Average rail ticket prices have risen by 3.4% across the UK, in the biggest increase to fares since 2013.
Protests are under way at around 40 stations, as many commuters see their season tickets go up by more than £100.
Campaigners warned that many people were being “priced off” UK railways, while Labour described the network as “fractured, expensive and complex”.
The Department for Transport announced that price rises were capped in line with inflation and improved the network.
Commuter routes that are now more expensive include Liverpool to Manchester which has gone up by £108 to £3,152, Maidenhead to London which has gone up £104 to £3,092 and Elgin to Inverness which has increased by £100 to £2,904.
Fare increases to regulated fares – which comprise about half of all tickets – are calculated using the previous July’s Retail Prices Index (RPI) measure of inflation.
The financial burden of running the rail system has increasingly fallen on passenger since 2007, after the government decided taxpayers as a whole should pay less via subsidies.
Fares used to account for about half the cost of running our trains, whereas now it is about 70%.
Paul Plummer, chief executive of industry trade body the Rail Delivery Group, said the fare changes would provide cash for better services and investment, including the Thameslink and Great Northern rail upgrades.

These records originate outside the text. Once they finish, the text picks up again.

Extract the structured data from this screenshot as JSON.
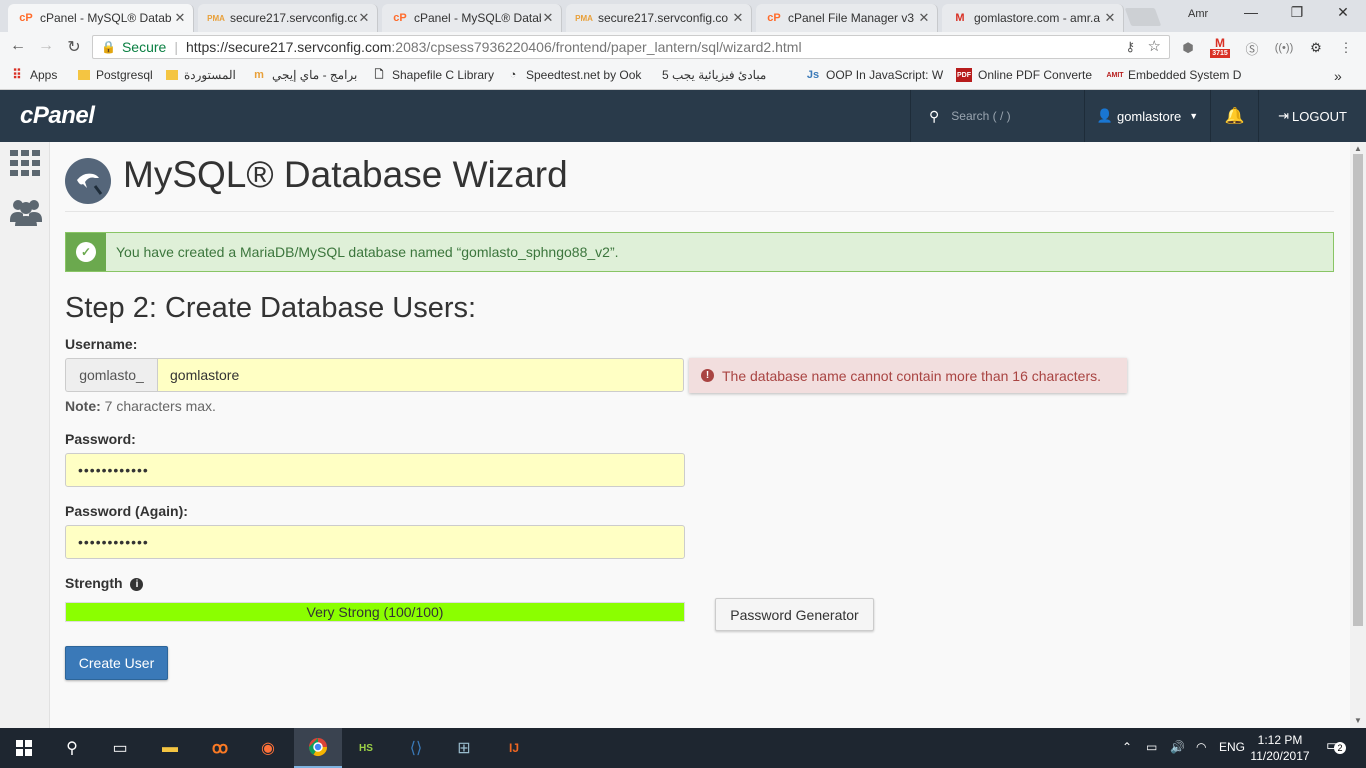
{
  "browser": {
    "tabs": [
      {
        "label": "cPanel - MySQL® Datab",
        "icon": "cpanel-icon",
        "active": true
      },
      {
        "label": "secure217.servconfig.co",
        "icon": "phpmyadmin-icon",
        "active": false
      },
      {
        "label": "cPanel - MySQL® Datab",
        "icon": "cpanel-icon",
        "active": false
      },
      {
        "label": "secure217.servconfig.co",
        "icon": "phpmyadmin-icon",
        "active": false
      },
      {
        "label": "cPanel File Manager v3",
        "icon": "cpanel-icon",
        "active": false
      },
      {
        "label": "gomlastore.com - amr.a",
        "icon": "gmail-icon",
        "active": false
      }
    ],
    "profile_name": "Amr",
    "address": {
      "secure_label": "Secure",
      "url_origin": "https://secure217.servconfig.com",
      "url_rest": ":2083/cpsess7936220406/frontend/paper_lantern/sql/wizard2.html"
    },
    "mail_badge": "3715",
    "bookmarks": [
      {
        "label": "Apps",
        "icon": "apps-grid-icon"
      },
      {
        "label": "Postgresql",
        "icon": "folder-icon"
      },
      {
        "label": "المستوردة",
        "icon": "folder-icon"
      },
      {
        "label": "برامج - ماي إيجي",
        "icon": "m-logo-icon"
      },
      {
        "label": "Shapefile C Library",
        "icon": "page-icon"
      },
      {
        "label": "Speedtest.net by Ook",
        "icon": "speedometer-icon"
      },
      {
        "label": "5 مبادئ فيزيائية يجب",
        "icon": "page-icon"
      },
      {
        "label": "OOP In JavaScript: W",
        "icon": "js-icon"
      },
      {
        "label": "Online PDF Converte",
        "icon": "pdf-icon"
      },
      {
        "label": "Embedded System D",
        "icon": "amit-icon"
      }
    ]
  },
  "cpanel": {
    "logo": "cPanel",
    "search_placeholder": "Search ( / )",
    "username": "gomlastore",
    "logout_label": "LOGOUT"
  },
  "page": {
    "title": "MySQL® Database Wizard",
    "success_message": "You have created a MariaDB/MySQL database named “gomlasto_sphngo88_v2”.",
    "step_title": "Step 2: Create Database Users:",
    "username_label": "Username:",
    "username_prefix": "gomlasto_",
    "username_value": "gomlastore",
    "error_message": "The database name cannot contain more than 16 characters.",
    "note_label": "Note:",
    "note_text": "7 characters max.",
    "password_label": "Password:",
    "password_value": "••••••••••••",
    "password_again_label": "Password (Again):",
    "password_again_value": "••••••••••••",
    "strength_label": "Strength",
    "strength_text": "Very Strong (100/100)",
    "strength_percent": 100,
    "password_generator_label": "Password Generator",
    "create_user_label": "Create User"
  },
  "taskbar": {
    "language": "ENG",
    "time": "1:12 PM",
    "date": "11/20/2017",
    "notification_count": "2"
  },
  "colors": {
    "cpanel_header": "#293a4a",
    "success_bg": "#dff0d8",
    "error_bg": "#f2dede",
    "strength_fill": "#8bff00",
    "primary_button": "#3a79b8",
    "input_autofill": "#ffffc4"
  }
}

“None of us obviously want to pay higher fares,” he told BBC Radio 4’s Today programme, adding: “Fares are actually underpinning massively required investment.”